(PROMPT):
Please output all of the entries exactly and omit any images they hold.

(MATERIAL PROVIDED):

————

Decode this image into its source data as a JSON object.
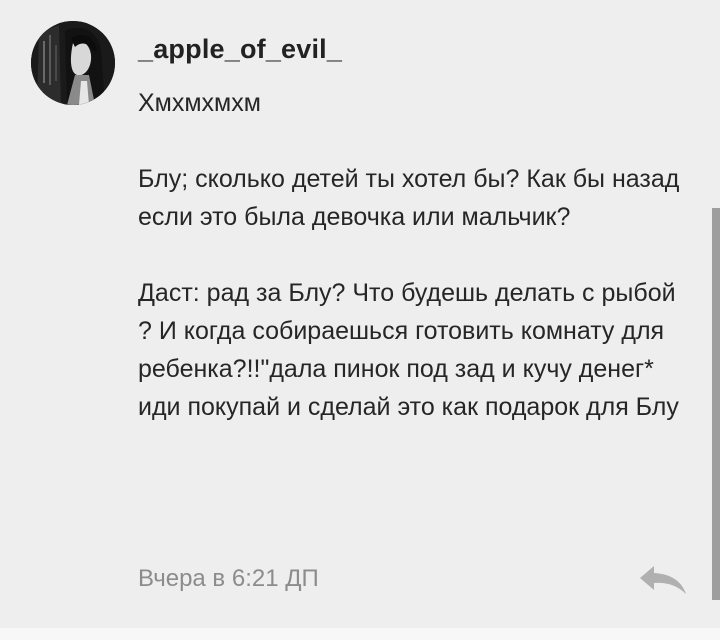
{
  "comment": {
    "username": "_apple_of_evil_",
    "lines": [
      "Хмхмхмхм",
      "Блу; сколько детей ты хотел бы? Как бы назад если это была девочка или мальчик?",
      "Даст: рад за Блу? Что будешь делать с рыбой ? И когда собираешься готовить комнату для ребенка?!!\"дала пинок под зад и кучу денег* иди покупай и сделай это как подарок для Блу"
    ],
    "timestamp": "Вчера в 6:21 ДП",
    "reply_icon": "reply-arrow-icon",
    "avatar_icon": "anime-avatar-icon"
  },
  "colors": {
    "background": "#eeeeee",
    "username": "#222222",
    "text": "#262626",
    "timestamp": "#8c8c8c",
    "reply_icon": "#b0b0b0",
    "scrollbar": "#9e9e9e"
  }
}
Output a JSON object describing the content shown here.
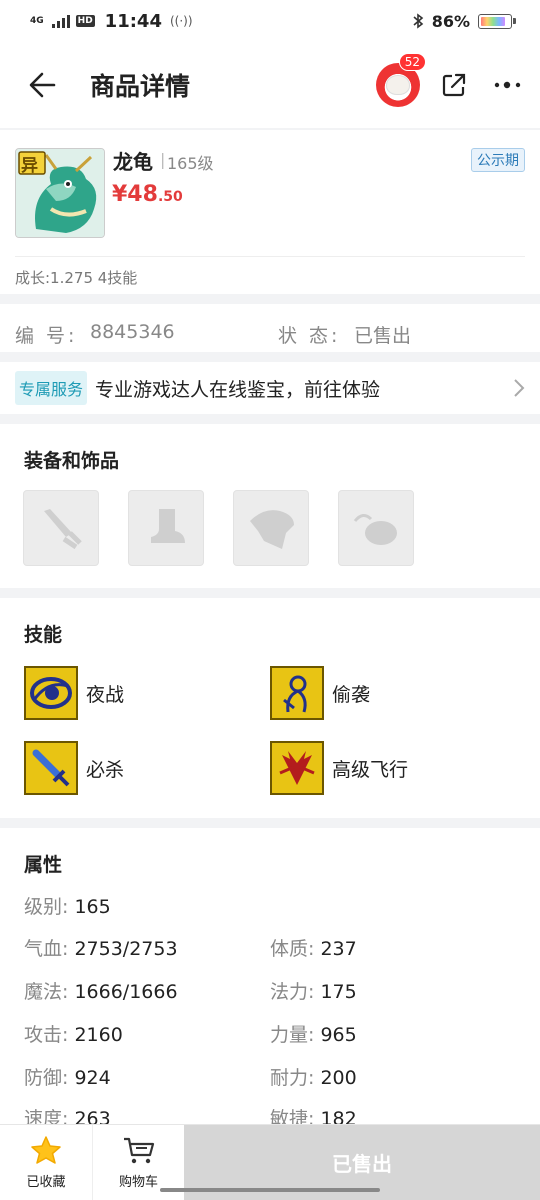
{
  "status_bar": {
    "network": "4G",
    "hd": "HD",
    "time": "11:44",
    "battery": "86%"
  },
  "header": {
    "title": "商品详情",
    "notification_count": "52"
  },
  "product": {
    "name": "龙龟",
    "level": "165级",
    "price_main": "¥48",
    "price_decimal": ".50",
    "tag": "公示期",
    "growth": "成长:1.275 4技能",
    "thumb_badge": "异"
  },
  "info": {
    "id_label": "编 号:",
    "id_value": "8845346",
    "status_label": "状 态:",
    "status_value": "已售出"
  },
  "service": {
    "tag": "专属服务",
    "text": "专业游戏达人在线鉴宝，前往体验"
  },
  "equipment": {
    "title": "装备和饰品",
    "slots": [
      "weapon-slot-icon",
      "boots-slot-icon",
      "armor-slot-icon",
      "accessory-slot-icon"
    ]
  },
  "skills": {
    "title": "技能",
    "items": [
      {
        "name": "夜战",
        "icon": "eye-icon"
      },
      {
        "name": "偷袭",
        "icon": "figure-icon"
      },
      {
        "name": "必杀",
        "icon": "sword-icon"
      },
      {
        "name": "高级飞行",
        "icon": "wings-icon"
      }
    ]
  },
  "attributes": {
    "title": "属性",
    "level": {
      "label": "级别:",
      "value": "165"
    },
    "rows": [
      {
        "label": "气血:",
        "value": "2753/2753"
      },
      {
        "label": "体质:",
        "value": "237"
      },
      {
        "label": "魔法:",
        "value": "1666/1666"
      },
      {
        "label": "法力:",
        "value": "175"
      },
      {
        "label": "攻击:",
        "value": "2160"
      },
      {
        "label": "力量:",
        "value": "965"
      },
      {
        "label": "防御:",
        "value": "924"
      },
      {
        "label": "耐力:",
        "value": "200"
      },
      {
        "label": "速度:",
        "value": "263"
      },
      {
        "label": "敏捷:",
        "value": "182"
      }
    ]
  },
  "bottom_bar": {
    "favorite_label": "已收藏",
    "cart_label": "购物车",
    "sold_label": "已售出"
  },
  "colors": {
    "price": "#e33b3b",
    "tag_blue": "#2c7bb8",
    "service_teal": "#1e9bb5",
    "skill_gold": "#e8c414"
  }
}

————

(ANSWER TO THE EXERCISE):
Decode this image into its source data as a JSON object.
{
  "comment": {
    "username": "_apple_of_evil_",
    "lines": [
      "Хмхмхмхм",
      "Блу; сколько детей ты хотел бы? Как бы назад если это была девочка или мальчик?",
      "Даст: рад за Блу? Что будешь делать с рыбой ? И когда собираешься готовить комнату для ребенка?!!\"дала пинок под зад и кучу денег* иди покупай и сделай это как подарок для Блу"
    ],
    "timestamp": "Вчера в 6:21 ДП",
    "reply_icon": "reply-arrow-icon",
    "avatar_icon": "anime-avatar-icon"
  },
  "colors": {
    "background": "#eeeeee",
    "username": "#222222",
    "text": "#262626",
    "timestamp": "#8c8c8c",
    "reply_icon": "#b0b0b0",
    "scrollbar": "#9e9e9e"
  }
}
Output a JSON object describing the content shown here.
{
  "status_bar": {
    "network": "4G",
    "hd": "HD",
    "time": "11:44",
    "battery": "86%"
  },
  "header": {
    "title": "商品详情",
    "notification_count": "52"
  },
  "product": {
    "name": "龙龟",
    "level": "165级",
    "price_main": "¥48",
    "price_decimal": ".50",
    "tag": "公示期",
    "growth": "成长:1.275 4技能",
    "thumb_badge": "异"
  },
  "info": {
    "id_label": "编 号:",
    "id_value": "8845346",
    "status_label": "状 态:",
    "status_value": "已售出"
  },
  "service": {
    "tag": "专属服务",
    "text": "专业游戏达人在线鉴宝，前往体验"
  },
  "equipment": {
    "title": "装备和饰品",
    "slots": [
      "weapon-slot-icon",
      "boots-slot-icon",
      "armor-slot-icon",
      "accessory-slot-icon"
    ]
  },
  "skills": {
    "title": "技能",
    "items": [
      {
        "name": "夜战",
        "icon": "eye-icon"
      },
      {
        "name": "偷袭",
        "icon": "figure-icon"
      },
      {
        "name": "必杀",
        "icon": "sword-icon"
      },
      {
        "name": "高级飞行",
        "icon": "wings-icon"
      }
    ]
  },
  "attributes": {
    "title": "属性",
    "level": {
      "label": "级别:",
      "value": "165"
    },
    "rows": [
      {
        "label": "气血:",
        "value": "2753/2753"
      },
      {
        "label": "体质:",
        "value": "237"
      },
      {
        "label": "魔法:",
        "value": "1666/1666"
      },
      {
        "label": "法力:",
        "value": "175"
      },
      {
        "label": "攻击:",
        "value": "2160"
      },
      {
        "label": "力量:",
        "value": "965"
      },
      {
        "label": "防御:",
        "value": "924"
      },
      {
        "label": "耐力:",
        "value": "200"
      },
      {
        "label": "速度:",
        "value": "263"
      },
      {
        "label": "敏捷:",
        "value": "182"
      }
    ]
  },
  "bottom_bar": {
    "favorite_label": "已收藏",
    "cart_label": "购物车",
    "sold_label": "已售出"
  },
  "colors": {
    "price": "#e33b3b",
    "tag_blue": "#2c7bb8",
    "service_teal": "#1e9bb5",
    "skill_gold": "#e8c414"
  }
}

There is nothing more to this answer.